Indeed, it is important to note that the society, and in particular its specialist committees, do a lot of quiet and effective work on behalf of the profession on detailed issues of law and practice. But few will see this as enough of a reason to fork out £250.
One of the reasons it did not call on legal aid solicitors to head for the barricades was a fear of breaking the law. Just last year, then president Andrew Caplen explained: ‘It is the longstanding position of the society that it cannot support, organise or lead collective action. The society is not a trade union and it cannot call its members out on strike or encourage them to take collective action. It would be unlawful under the Competition Act for us to call for, organise or lead collective action.’
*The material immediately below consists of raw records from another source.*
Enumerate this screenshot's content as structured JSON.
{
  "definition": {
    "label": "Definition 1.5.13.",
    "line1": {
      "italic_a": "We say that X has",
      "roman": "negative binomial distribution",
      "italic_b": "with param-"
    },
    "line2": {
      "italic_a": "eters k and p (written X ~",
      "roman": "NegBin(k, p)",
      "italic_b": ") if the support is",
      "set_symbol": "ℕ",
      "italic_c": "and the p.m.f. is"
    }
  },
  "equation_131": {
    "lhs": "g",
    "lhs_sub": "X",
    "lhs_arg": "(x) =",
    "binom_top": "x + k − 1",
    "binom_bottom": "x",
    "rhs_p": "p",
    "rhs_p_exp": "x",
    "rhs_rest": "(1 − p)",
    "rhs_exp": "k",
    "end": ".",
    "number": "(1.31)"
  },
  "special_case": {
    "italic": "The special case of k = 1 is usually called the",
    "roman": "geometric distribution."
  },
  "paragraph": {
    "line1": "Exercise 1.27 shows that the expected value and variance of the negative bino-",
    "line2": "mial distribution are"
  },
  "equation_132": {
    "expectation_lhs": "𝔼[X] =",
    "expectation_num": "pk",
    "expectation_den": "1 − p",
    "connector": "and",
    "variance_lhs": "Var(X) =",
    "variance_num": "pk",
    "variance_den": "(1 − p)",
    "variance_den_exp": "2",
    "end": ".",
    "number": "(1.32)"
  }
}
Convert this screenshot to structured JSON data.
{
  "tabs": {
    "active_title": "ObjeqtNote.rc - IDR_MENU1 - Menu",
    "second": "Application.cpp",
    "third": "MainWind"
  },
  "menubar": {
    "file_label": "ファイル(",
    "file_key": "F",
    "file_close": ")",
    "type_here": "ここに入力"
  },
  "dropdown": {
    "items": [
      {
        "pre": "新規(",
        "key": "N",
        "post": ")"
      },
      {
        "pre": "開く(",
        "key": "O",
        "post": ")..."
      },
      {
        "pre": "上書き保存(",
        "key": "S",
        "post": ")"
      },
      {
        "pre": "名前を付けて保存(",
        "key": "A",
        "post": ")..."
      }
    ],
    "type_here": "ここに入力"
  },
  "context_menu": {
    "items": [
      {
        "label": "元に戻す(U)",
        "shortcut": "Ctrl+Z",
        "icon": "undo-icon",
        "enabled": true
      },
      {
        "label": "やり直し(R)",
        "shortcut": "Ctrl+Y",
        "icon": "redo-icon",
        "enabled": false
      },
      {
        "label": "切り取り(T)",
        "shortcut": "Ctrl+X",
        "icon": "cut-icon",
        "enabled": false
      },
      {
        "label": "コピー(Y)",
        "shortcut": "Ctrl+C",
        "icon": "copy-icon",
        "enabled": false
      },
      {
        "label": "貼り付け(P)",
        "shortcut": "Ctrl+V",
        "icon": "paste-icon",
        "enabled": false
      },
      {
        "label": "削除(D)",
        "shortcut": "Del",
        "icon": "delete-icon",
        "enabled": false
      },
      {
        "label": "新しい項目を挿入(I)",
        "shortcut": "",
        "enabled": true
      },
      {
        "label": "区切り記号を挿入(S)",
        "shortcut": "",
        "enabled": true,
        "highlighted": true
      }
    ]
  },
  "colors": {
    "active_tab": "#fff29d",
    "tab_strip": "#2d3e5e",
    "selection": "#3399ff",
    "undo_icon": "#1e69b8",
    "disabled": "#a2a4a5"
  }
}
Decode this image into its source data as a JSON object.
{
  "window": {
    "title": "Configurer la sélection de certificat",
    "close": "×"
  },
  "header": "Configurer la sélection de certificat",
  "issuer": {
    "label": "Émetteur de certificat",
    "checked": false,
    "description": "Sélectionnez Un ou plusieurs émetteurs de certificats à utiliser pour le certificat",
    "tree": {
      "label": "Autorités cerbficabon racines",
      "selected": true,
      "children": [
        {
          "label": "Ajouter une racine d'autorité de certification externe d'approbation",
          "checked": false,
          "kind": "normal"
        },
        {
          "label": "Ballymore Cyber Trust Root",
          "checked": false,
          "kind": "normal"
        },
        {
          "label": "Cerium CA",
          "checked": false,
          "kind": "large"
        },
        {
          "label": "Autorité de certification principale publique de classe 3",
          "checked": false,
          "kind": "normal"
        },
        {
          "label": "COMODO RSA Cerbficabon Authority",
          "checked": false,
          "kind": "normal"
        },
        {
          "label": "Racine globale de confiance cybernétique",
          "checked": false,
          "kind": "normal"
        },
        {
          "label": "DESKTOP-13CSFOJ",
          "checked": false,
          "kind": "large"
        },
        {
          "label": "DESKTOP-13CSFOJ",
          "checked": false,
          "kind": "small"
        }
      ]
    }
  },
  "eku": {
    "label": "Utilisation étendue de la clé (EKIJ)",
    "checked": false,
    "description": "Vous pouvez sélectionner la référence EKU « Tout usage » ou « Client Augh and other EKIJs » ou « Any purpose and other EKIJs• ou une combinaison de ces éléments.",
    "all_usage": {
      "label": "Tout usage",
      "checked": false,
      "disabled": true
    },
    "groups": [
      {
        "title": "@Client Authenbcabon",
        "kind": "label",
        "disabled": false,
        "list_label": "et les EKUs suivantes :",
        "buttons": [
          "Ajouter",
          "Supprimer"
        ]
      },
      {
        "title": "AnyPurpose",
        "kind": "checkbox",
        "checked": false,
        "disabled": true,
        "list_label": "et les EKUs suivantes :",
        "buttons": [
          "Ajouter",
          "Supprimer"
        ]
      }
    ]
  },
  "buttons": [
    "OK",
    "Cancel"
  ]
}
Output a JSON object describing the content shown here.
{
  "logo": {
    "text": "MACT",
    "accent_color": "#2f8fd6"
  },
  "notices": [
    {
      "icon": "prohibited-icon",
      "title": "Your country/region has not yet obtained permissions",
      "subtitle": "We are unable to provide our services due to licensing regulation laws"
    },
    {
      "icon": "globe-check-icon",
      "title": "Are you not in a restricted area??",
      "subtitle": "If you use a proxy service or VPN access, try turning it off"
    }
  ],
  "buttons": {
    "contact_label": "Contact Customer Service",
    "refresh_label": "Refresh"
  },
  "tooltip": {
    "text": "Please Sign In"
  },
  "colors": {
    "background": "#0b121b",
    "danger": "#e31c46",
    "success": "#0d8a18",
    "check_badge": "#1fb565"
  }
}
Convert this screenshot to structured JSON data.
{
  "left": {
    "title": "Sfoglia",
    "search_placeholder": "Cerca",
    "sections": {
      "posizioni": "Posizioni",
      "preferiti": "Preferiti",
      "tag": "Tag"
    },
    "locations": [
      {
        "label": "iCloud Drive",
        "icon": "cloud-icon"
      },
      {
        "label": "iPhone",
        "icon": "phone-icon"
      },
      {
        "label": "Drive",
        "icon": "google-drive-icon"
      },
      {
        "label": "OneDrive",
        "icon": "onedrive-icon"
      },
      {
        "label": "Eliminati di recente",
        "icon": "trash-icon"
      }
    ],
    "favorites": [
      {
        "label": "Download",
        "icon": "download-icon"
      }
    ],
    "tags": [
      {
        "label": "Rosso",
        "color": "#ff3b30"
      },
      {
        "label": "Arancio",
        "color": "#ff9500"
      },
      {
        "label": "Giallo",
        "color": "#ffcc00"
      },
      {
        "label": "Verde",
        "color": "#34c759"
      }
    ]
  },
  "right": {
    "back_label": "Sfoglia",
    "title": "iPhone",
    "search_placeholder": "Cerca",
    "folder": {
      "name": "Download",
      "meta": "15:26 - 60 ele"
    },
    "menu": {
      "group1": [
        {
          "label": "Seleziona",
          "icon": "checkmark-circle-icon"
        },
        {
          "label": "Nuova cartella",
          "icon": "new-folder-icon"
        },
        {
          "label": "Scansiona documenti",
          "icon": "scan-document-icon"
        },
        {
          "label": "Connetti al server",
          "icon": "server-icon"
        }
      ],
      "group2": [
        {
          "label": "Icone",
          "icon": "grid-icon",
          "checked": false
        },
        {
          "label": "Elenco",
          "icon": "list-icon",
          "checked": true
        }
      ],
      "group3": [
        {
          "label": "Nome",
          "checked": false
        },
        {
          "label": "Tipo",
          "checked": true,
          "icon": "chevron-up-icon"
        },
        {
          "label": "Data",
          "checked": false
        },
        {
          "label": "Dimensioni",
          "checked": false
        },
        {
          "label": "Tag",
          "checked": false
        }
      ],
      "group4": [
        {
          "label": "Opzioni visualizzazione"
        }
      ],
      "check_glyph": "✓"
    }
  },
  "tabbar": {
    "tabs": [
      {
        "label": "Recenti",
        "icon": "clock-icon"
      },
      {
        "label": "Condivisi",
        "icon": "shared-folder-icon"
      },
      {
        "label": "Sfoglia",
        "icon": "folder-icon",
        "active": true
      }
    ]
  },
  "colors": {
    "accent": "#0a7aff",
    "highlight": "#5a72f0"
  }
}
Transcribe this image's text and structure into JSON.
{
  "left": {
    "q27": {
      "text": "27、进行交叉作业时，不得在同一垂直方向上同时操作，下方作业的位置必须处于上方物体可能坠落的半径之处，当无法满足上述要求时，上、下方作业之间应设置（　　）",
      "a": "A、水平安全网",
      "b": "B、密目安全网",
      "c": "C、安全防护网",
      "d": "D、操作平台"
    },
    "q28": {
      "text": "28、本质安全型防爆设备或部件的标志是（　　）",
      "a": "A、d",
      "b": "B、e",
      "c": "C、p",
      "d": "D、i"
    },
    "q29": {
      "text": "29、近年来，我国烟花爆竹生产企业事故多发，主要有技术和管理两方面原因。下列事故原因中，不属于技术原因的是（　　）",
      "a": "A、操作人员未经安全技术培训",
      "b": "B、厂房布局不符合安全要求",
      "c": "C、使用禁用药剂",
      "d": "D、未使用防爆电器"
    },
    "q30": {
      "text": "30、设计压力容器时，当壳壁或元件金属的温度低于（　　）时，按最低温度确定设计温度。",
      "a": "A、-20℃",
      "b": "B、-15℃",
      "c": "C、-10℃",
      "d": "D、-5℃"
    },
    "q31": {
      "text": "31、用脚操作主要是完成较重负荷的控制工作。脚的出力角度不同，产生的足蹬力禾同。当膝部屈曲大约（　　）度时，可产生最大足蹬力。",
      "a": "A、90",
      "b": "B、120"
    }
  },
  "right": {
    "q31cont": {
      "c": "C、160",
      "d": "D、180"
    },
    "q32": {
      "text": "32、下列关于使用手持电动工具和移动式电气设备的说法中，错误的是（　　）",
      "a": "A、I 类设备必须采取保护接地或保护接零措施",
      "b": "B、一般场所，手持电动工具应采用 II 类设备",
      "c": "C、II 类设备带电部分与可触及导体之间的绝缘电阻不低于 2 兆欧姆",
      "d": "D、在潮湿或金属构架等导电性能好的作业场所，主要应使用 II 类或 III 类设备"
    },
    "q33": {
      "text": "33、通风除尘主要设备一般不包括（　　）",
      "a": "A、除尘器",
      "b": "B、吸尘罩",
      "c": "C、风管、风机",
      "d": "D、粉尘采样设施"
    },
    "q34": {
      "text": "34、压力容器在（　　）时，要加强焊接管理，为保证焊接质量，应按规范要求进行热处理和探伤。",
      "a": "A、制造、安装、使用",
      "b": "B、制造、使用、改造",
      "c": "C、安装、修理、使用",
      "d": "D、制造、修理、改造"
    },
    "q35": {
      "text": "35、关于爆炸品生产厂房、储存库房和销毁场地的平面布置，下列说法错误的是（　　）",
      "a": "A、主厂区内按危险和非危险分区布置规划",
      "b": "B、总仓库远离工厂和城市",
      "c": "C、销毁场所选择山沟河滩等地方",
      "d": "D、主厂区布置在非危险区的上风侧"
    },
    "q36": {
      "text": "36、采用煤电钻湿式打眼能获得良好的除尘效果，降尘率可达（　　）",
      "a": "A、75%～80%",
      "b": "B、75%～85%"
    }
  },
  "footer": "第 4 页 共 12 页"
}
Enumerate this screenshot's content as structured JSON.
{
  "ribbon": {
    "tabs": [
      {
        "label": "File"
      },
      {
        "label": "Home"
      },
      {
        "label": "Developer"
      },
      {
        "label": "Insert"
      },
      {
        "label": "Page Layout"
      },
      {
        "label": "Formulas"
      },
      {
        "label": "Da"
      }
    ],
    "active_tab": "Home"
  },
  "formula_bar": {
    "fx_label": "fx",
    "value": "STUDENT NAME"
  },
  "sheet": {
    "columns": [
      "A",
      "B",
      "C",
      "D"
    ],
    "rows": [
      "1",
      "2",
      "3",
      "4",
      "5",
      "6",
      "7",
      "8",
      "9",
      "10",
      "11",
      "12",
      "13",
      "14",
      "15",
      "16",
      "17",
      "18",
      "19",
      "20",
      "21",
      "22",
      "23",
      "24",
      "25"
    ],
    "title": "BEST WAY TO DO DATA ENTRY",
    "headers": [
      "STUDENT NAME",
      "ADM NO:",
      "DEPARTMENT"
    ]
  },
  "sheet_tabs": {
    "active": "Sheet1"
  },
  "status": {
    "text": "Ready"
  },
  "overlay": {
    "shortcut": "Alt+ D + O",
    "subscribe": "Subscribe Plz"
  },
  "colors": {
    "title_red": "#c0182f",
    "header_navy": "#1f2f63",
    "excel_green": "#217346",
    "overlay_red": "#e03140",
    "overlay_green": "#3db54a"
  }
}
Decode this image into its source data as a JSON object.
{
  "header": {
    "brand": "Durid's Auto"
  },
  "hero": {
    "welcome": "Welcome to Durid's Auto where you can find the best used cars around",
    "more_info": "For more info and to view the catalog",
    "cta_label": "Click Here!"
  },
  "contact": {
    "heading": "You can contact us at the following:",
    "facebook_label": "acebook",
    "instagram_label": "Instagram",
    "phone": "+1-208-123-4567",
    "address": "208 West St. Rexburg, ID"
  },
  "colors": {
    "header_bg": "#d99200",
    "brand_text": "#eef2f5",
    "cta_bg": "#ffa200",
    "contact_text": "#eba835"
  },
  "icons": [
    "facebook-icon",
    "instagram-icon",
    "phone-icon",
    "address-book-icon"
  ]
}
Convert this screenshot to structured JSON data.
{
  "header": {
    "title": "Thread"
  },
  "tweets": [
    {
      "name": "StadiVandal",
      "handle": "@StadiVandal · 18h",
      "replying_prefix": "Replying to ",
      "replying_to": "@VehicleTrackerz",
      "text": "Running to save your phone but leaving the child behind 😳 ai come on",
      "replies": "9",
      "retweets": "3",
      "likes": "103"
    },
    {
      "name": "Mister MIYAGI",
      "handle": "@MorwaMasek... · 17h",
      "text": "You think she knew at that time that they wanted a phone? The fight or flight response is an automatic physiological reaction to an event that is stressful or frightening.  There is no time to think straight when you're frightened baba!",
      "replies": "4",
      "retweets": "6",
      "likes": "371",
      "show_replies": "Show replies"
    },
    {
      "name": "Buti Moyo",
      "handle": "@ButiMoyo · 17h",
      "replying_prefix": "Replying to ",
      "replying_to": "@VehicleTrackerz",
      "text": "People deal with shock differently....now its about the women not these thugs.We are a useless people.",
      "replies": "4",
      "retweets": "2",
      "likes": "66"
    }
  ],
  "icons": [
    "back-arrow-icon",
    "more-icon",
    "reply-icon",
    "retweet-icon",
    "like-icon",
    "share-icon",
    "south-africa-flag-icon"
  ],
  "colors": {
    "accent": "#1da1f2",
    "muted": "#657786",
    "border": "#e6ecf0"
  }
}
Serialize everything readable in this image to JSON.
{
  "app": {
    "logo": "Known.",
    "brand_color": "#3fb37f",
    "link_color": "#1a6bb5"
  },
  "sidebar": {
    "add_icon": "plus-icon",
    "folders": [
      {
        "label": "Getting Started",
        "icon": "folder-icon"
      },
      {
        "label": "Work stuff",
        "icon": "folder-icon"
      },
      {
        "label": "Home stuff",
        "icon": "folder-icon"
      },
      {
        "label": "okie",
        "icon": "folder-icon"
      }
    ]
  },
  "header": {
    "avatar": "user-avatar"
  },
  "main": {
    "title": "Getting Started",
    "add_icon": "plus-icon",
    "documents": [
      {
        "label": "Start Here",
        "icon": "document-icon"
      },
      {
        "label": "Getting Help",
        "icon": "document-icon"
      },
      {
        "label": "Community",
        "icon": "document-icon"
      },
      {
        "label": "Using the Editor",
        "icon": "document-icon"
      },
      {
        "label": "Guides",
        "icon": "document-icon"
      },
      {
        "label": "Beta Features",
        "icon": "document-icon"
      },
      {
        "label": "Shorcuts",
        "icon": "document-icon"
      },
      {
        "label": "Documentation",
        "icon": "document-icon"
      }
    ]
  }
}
This sounds like an awfully good reason for the Law Society to become a trade union – the kind of bold leadership shown of late by the British Medical Association on behalf of junior doctors is, I wager, what solicitors would like to see. But even if it could, I’m not sure that culturally it would be able to take such a step.
The recently published strategy overseen by chief executive Catherine Dixon promises that the society will promote, support and represent solicitors. This begs the question of what it’s been doing up until now – I say that facetiously, but many solicitors will consider it a serious question. How many other organisations with 160,000 members (if you include in-house lawyers and non-practising members) cannot drum up enough interest from a few hundred of them to hold an annual conference (there hasn’t been one for a decade or so)?
Yet getting anything done at Chancery Lane, from my experience of working there until 2008, is far from easy. It is a stifling bureaucracy (from what I can gather it hasn’t changed much since my time) with a council sitting at the top that, from the outside, seems to do precious little at not inconsiderable cost.
The Law Society has to change and become a body of which solicitors actually want to be members. There is much it could do for the benefit of both the profession and the public, and now is the time to do it, and be seen to do it. It needs to be bolder, more decisive and faster to act.
I’m not holding out my hopes, however. But acting after the section 51 meteor has hit Chancery Lane will be too late.